"We've seen auroras 4 nights in a row, but last night was really spectacular," says Lansdell. "The green lit up the icebergs in a wonderful display that thrilled my friends."
These are equinox auroras, appearing less than 48 hours after the onset of northern autumn. For reasons researchers don't fully understand, auroras love equinoxes. At this time of year even a gentle gust of solar wind can spark a beautiful display. Mindful of the season, NOAA forecasters estimate a 50% chance of more polar geomagnetic storms--and more green ice--in the next 24 hours. Aurora alerts: text, voice
Realtime Aurora Photo Gallery
MARS vs. ANTI-MARS: Shining bright red in the heart of the constellation Scorpius, 1st-magnitude star Antares is often mistaken for Mars. In Greek, "Antares" means "rival of Mars" or "anti-Mars," so-named because it is about the same brightness and color as the Red Planet. As September comes to a close, the rivals are converging. Jeff Dai sends this photo of Mars and Antares setting side-by-side behind Mount Balang in Sichuan, China:
"I was looking southwest in the evening sky on Sept. 20th when a conspicuous pair of ruddy objects grabbed my attention," says Dai. "Red planet Mars is moving in for a close encounter with its ancient rival, the red supergiant star Antares."
On Sept. 28th and 29th, the nights of closest approach, Mars and Antares will be only a few degrees apart, a conjunction tight enough to fit behind your outstretched palm. Sept. 29th is the best night to look because the Moon will join the display, lining up to form a near-vertical column of heavenly bodies just above the southwestern horizon. Sept. 27th is a good night, too, but for a different reason: A slender crescent Moon will pass very close to Saturn not far from Antares and Mars. Sky maps: Sept. 25, 26, 27, 28, 29.
Can't remember all these dates? Let Spaceweather.com do the remembering for you. Sign up for backyard astronomy alerts.
Realtime Space Weather Photo Gallery
Realtime Comet Photo Gallery
Every night, a network of NASA all-sky cameras scans the skies above the United States for meteoritic fireballs. Automated software maintained by NASA's Meteoroid Environment Office calculates their orbits, velocity, penetration depth in Earth's atmosphere and many other characteristics. Daily results are presented here on Spaceweather.com.

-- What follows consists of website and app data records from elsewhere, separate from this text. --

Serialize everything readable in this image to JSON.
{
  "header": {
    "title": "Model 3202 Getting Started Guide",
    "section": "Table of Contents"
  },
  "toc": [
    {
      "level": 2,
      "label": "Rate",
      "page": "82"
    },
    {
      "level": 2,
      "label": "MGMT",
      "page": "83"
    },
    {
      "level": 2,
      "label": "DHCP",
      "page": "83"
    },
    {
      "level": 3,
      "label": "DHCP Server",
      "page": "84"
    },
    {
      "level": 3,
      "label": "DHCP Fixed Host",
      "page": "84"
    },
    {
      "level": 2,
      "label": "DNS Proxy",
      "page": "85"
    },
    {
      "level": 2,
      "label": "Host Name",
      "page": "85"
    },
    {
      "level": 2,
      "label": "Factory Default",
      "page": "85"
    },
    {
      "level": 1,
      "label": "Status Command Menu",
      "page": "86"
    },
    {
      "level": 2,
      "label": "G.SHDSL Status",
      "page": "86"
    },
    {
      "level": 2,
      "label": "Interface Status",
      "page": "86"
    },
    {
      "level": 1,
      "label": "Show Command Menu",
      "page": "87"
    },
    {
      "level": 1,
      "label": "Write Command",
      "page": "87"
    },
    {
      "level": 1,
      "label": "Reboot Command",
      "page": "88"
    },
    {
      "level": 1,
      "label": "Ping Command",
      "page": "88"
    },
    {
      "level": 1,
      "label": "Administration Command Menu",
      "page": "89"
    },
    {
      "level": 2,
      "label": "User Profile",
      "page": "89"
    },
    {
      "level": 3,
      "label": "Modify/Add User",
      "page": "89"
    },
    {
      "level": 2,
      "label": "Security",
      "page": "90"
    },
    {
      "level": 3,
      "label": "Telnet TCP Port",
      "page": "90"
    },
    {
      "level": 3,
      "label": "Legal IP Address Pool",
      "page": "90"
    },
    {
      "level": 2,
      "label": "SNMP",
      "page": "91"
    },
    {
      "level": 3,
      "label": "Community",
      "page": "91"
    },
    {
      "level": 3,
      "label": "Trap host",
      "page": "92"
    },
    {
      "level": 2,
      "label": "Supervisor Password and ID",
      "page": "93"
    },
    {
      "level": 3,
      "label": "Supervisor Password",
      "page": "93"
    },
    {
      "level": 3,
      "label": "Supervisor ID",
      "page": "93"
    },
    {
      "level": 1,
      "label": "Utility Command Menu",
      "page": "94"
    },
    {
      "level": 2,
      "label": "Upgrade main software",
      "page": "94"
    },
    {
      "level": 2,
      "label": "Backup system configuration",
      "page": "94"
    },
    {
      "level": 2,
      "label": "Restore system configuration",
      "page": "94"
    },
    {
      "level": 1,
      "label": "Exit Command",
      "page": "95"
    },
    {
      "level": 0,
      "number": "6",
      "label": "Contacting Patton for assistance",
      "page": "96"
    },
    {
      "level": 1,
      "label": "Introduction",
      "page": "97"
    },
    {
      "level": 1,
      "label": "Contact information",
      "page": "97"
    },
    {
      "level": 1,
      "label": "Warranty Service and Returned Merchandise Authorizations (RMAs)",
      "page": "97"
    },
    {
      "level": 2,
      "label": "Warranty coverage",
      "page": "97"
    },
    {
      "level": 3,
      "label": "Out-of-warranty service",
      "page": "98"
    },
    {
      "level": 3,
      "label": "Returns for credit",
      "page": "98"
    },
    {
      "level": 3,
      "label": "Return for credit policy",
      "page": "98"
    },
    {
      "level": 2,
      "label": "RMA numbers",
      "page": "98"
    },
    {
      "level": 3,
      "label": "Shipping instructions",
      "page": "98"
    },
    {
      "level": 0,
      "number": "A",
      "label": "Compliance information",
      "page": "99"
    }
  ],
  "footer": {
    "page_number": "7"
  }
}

On Sep. 26, 2014, the network reported 18 fireballs.
(17 sporadics, 1 Southern Taurid)
In this diagram of the inner solar system, all of the fireball orbits intersect at a single point--Earth. The orbits are color-coded by velocity, from slow (red) to fast (blue). [Larger image] [movies]
Potentially Hazardous Asteroids (PHAs
) are space rocks larger than approximately 100m that can come closer to Earth than 0.05 AU. None of the known PHAs is on a collision course with our planet, although astronomers are finding new ones
all the time.
On September 26, 2014 there were 1504 potentially hazardous asteroids. Notes: LD means "Lunar Distance." 1 LD = 384,401 km, the distance between Earth and the Moon. 1 LD also equals 0.00256 AU. MAG is the visual magnitude of the asteroid on the date of closest approach.
| ||The official U.S. government space weather bureau |
| ||The first place to look for information about sundogs, pillars, rainbows and related phenomena. |
| ||Researchers call it a "Hubble for the sun." SDO is the most advanced solar observatory ever. |
| ||3D views of the sun from NASA's Solar and Terrestrial Relations Observatory |
| ||Realtime and archival images of the Sun from SOHO. |
| ||from the NOAA Space Environment Center |
| ||the underlying science of space weather |